Prepare the planting area one to two weeks prior to planting. To do this, use a garden hoe to remove all weeds and their roots. Then turn the soil over with a shovel to a depth of between 16 and 18 inches. Plant the White Knight Shasta daisies where they will receive full sun, and ensure that they are provided with well-draining, lime-rich soil.
Spread a 2- to 3-inch layer of organic matter over the planting area. Use grass clippings, leaf mold, compost or aged manure. Mix the organic matter thoroughly into the planting area using a garden fork.
Create planting holes for your White Knight Shasta daisies. Dig each hole twice the diameter of the growing container but approximately the same depth. If you're planting daisies in a bed, or in drifts, space each planting hole 16 to 18 inches apart.
Remove a plant from its container. If it has been growing in a planting cell, push upward from the bottom of the cell with your thumb. If it's been growing in a 1-gallon pot or a smaller container, turn the pot upside down. Hold the plant with your hand against the top of the root ball and gently tap upward along the rim of the growing container with a trowel or a block of wood. Once the pot starts to loosen, slide it off the root ball.
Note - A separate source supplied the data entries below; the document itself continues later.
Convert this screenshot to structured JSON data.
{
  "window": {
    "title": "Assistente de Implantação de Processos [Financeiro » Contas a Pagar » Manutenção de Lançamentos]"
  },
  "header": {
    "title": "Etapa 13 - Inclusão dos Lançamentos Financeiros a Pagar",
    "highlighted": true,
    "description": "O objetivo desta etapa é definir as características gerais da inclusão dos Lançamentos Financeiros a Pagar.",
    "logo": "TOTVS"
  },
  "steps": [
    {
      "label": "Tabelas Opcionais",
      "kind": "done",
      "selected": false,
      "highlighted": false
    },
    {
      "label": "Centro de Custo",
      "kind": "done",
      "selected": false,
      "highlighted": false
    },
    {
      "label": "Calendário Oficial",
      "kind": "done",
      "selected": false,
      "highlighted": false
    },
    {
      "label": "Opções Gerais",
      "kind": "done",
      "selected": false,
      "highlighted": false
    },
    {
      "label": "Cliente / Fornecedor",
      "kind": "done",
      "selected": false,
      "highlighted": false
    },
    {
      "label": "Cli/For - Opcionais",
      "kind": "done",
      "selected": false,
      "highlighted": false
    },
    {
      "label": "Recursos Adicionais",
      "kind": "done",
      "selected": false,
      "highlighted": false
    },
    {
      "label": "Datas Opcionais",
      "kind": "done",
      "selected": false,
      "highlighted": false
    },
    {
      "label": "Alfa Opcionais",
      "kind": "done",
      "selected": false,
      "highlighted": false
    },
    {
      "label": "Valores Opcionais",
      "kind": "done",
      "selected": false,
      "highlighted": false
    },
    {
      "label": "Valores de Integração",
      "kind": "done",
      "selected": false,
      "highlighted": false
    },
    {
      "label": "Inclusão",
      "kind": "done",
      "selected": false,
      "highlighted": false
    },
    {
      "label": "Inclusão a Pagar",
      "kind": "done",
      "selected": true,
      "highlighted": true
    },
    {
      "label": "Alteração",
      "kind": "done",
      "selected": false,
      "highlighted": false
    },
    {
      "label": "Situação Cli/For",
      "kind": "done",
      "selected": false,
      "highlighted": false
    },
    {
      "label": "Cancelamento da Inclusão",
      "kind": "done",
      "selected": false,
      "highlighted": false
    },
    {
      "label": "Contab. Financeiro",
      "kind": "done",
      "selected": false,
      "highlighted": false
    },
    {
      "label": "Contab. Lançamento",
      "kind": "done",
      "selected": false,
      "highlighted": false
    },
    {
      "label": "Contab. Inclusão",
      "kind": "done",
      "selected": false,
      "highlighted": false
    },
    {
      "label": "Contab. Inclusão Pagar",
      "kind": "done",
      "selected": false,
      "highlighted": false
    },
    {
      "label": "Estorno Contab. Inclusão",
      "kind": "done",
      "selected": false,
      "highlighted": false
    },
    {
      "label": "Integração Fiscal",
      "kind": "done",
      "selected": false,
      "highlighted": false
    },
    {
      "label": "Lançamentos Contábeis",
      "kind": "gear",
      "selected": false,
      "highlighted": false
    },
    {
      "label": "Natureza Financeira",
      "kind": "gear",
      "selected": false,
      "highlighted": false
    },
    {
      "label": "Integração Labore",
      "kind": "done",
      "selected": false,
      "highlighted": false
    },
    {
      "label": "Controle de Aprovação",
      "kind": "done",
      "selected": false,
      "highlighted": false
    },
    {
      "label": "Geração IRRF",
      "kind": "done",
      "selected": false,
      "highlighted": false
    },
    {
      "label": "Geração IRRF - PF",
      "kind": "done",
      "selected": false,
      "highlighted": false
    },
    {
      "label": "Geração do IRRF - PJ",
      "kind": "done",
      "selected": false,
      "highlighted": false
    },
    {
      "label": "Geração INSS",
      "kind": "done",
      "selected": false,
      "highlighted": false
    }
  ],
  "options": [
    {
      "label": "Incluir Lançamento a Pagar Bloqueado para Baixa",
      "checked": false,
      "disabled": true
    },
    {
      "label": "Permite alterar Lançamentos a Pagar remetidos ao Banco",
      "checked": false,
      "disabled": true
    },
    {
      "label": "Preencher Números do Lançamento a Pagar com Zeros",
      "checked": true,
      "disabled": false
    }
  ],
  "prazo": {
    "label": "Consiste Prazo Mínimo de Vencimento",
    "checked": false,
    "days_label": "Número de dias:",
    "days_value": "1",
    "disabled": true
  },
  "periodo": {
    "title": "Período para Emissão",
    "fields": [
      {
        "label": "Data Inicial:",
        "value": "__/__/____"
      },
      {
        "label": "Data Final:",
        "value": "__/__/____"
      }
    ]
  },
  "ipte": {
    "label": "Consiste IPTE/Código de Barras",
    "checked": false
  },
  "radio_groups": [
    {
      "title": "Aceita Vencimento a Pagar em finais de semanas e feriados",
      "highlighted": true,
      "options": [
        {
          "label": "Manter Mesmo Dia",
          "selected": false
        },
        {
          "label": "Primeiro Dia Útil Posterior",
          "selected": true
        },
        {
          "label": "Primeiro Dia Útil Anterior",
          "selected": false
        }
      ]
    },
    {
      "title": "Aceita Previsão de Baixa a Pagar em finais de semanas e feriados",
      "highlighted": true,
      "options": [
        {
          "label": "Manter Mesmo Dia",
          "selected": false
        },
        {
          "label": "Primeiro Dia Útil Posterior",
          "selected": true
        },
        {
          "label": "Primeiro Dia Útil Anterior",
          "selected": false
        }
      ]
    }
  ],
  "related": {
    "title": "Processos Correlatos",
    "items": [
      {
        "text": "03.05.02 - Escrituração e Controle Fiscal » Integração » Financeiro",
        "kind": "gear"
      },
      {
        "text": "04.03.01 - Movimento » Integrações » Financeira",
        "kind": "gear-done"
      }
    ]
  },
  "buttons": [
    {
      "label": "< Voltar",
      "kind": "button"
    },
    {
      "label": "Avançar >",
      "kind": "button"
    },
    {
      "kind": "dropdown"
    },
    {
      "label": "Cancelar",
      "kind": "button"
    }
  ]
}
Place a White Knight Shasta daisy into a previously dug planting hole. Use care not to plant the daisy too deep in the hole. Ideally, the top of its root ball should sit at the same level as the surrounding soil.
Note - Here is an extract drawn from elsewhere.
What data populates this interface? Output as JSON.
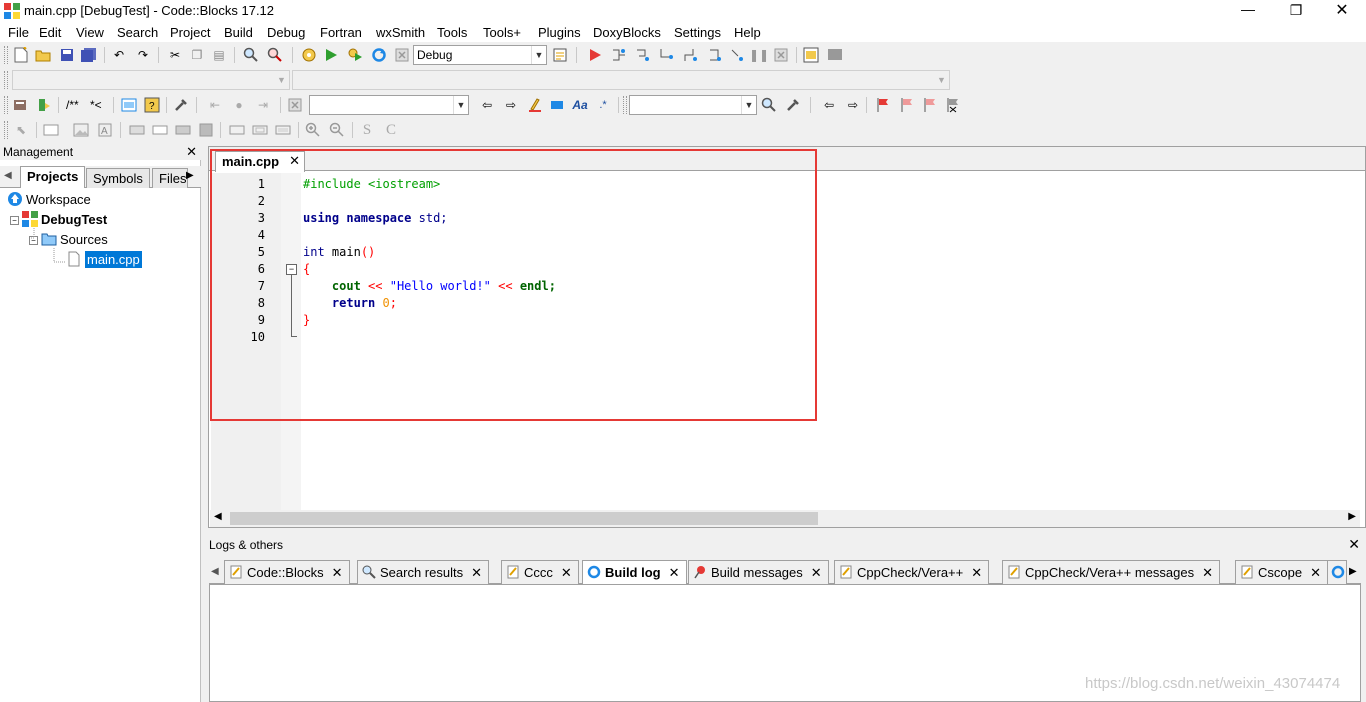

Scoop in garden soil with a trowel until the planting hole is filled with soil. Pat the soil down around the stem. Then water each plant thoroughly. Spread a 2- to 3-inch layer of mulch around the planting area to help conserve moisture and keep pesky weeds down. Use pine bark, grass clippings or similar organic material.